▶ _What you will do_
Find the string "newact" in the records. Copy each line that has it.

[Data records]
□ □ □ □ □
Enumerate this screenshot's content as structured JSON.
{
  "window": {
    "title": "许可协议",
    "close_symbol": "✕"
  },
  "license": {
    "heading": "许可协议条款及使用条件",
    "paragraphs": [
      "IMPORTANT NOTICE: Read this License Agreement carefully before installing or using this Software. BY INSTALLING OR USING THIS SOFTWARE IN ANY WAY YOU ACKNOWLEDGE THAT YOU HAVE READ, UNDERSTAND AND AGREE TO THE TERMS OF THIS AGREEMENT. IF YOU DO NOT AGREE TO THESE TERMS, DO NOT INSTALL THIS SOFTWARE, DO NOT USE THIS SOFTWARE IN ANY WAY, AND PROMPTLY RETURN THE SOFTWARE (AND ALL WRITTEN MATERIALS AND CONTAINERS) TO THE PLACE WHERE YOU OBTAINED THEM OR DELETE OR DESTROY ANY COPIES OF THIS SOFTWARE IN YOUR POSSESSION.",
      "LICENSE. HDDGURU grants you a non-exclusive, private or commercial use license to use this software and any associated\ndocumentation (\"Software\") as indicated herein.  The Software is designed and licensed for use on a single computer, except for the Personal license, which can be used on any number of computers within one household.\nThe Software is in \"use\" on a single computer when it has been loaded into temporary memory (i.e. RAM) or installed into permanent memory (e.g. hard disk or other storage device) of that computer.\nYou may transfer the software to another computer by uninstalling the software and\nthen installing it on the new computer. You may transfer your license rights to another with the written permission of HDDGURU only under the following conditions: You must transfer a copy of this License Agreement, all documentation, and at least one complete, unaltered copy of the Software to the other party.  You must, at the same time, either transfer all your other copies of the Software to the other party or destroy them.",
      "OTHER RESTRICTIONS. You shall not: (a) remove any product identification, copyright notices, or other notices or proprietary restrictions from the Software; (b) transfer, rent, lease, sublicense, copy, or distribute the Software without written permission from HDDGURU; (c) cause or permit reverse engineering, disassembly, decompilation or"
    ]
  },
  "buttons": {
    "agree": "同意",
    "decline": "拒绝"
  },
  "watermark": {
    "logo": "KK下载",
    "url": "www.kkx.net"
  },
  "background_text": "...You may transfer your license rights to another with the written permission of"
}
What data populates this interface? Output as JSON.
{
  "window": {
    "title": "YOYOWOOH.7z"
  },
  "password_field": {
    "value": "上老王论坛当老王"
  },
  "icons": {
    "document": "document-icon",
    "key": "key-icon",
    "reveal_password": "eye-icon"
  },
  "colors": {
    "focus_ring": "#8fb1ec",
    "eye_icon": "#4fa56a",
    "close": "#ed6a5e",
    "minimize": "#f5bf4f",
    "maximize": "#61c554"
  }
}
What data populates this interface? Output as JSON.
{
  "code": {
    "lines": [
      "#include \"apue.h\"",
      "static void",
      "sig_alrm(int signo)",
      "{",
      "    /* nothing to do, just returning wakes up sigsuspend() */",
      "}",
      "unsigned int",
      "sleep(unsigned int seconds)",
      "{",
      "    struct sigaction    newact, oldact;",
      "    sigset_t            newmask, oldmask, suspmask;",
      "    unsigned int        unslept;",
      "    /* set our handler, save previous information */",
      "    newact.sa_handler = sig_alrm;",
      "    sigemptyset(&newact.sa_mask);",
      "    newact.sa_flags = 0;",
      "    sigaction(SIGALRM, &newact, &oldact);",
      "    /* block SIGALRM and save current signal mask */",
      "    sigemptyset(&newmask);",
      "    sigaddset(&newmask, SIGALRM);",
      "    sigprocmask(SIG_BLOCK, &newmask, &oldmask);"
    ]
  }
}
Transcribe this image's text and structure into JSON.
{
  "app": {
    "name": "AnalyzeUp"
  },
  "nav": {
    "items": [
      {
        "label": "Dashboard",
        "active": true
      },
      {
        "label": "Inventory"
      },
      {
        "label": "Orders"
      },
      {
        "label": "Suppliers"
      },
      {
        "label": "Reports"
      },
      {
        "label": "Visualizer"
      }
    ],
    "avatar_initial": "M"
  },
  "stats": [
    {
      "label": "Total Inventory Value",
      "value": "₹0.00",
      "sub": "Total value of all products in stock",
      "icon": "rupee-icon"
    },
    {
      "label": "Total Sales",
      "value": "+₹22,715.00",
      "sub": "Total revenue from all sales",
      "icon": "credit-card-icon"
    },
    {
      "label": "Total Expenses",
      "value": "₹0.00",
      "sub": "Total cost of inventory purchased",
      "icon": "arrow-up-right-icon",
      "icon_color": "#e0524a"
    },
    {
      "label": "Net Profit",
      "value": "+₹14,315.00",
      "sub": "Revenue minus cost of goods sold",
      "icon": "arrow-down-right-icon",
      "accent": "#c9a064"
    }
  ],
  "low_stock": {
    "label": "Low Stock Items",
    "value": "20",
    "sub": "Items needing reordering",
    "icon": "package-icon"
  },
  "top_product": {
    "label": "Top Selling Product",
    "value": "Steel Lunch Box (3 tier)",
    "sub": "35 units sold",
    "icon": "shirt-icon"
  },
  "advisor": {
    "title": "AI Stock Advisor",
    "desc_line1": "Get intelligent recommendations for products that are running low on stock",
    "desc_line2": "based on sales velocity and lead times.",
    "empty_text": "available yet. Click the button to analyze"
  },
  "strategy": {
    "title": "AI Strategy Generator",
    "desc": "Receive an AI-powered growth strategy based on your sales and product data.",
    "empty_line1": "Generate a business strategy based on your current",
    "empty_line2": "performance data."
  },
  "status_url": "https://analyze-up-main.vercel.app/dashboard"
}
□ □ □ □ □
▶ _Output of the task_
      "    struct sigaction    newact, oldact;",
      "    newact.sa_handler = sig_alrm;",
      "    sigemptyset(&newact.sa_mask);",
      "    newact.sa_flags = 0;",
      "    sigaction(SIGALRM, &newact, &oldact);",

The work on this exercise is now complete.